top of page

In The footsteps of Samurai


Diners at Japanese restaurant Nadaman Sazanka-so in the Hotel New Otani, Tokyo can travel back to the age of the samurai. The restaurant lies in the center of a 400-year-old traditional garden once owned by samurai lords and surrounded by the outer moat of Edo Castle. The hotel is equally prestigious—since opening in 1964, it’s hosted Japan’s imperial family and a steady pageant of dignitaries from around the world.

The Nadaman restaurant itself has its own storied pedigree. In 1830, Mansuke Nadaya founded Nadaman’s parent restaurant in Osaka. At the time, the port city was a thriving trade hub and rice was a major commodity, hence Osaka was often called “the Kitchen of the Nation.” Nadaya’s venture expanded into more venues and, in 1974, Nadaman Sazanka-so became the group’s luxurious head branch.

Guests enter the 10-acre garden featuring a bamboo forest, a six-meter waterfall, ancient stone lanterns, and crimson bridges arched over a pond containing circling koi. The sense of theater continues inside Nadaman Sazanka-so. The restaurant’s kaiseki (multi-course meal) menus unfurl a bounty of premium seasonal ingredients artfully prepared and plated like miniature landscape paintings.

The refined sukiya décor is a 400-year-old Japanese architectural form that was originally used for teahouses and emphasizes natural materials such as timber and tatami mats. The interiors harmonize with the kaiseki concept (which can be traced back historically to meals served with Buddhist tea ceremonies).

In the spirit of its pioneering founder, Nadaman restaurants honor classic Japanese cuisine while absorbing new influences from its chefs with foreign experience. When Japan opened up to the West during the Meiji period (1868-1912), Nadaya was also running grocery stores selling bread—a new food for Japanese people.

In 2014, the Nadaman company was acquired by the Asahi Group. Today, Nadaman encompasses 46 food shops and 27 restaurants in Japan, and an increasing global presence via five overseas restaurants (in China, Hong Kong, and Malaysia).

The Hotel New Otani has always catered to its international clientele. It was built on request from the Japanese government to welcome foreigners during the 1964 Tokyo Olympics. Today, it's a tribute to early Mod-modernist architecture that’s also been remodeled and renovated numerous times over the years.

Two businesses born 134 years apart are now intimately bound by a shared philosophy. To quote Nadaman’s company motto: “A long-established store is always new.”
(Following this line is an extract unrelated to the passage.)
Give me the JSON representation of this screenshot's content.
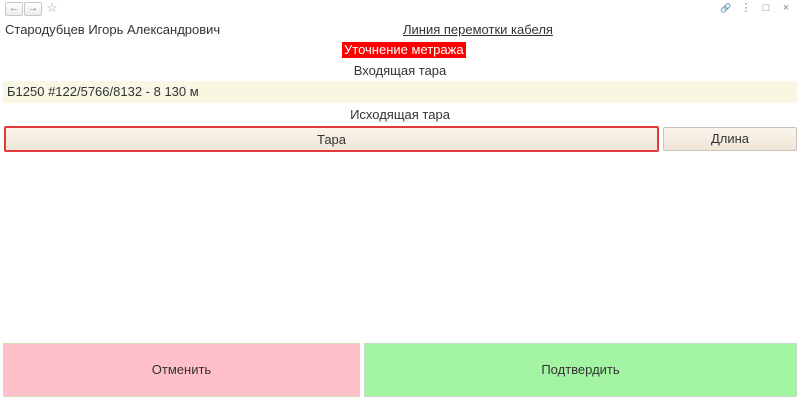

When dining at Nadaman Sazanka-so, let them know you saw this article in MK Escape and receive one free drink with your meal. Address: Hotel New Otani (Japanese Garden), 4-1 Kioi-cho, Chiyoda-ku, Tokyo


bottom of page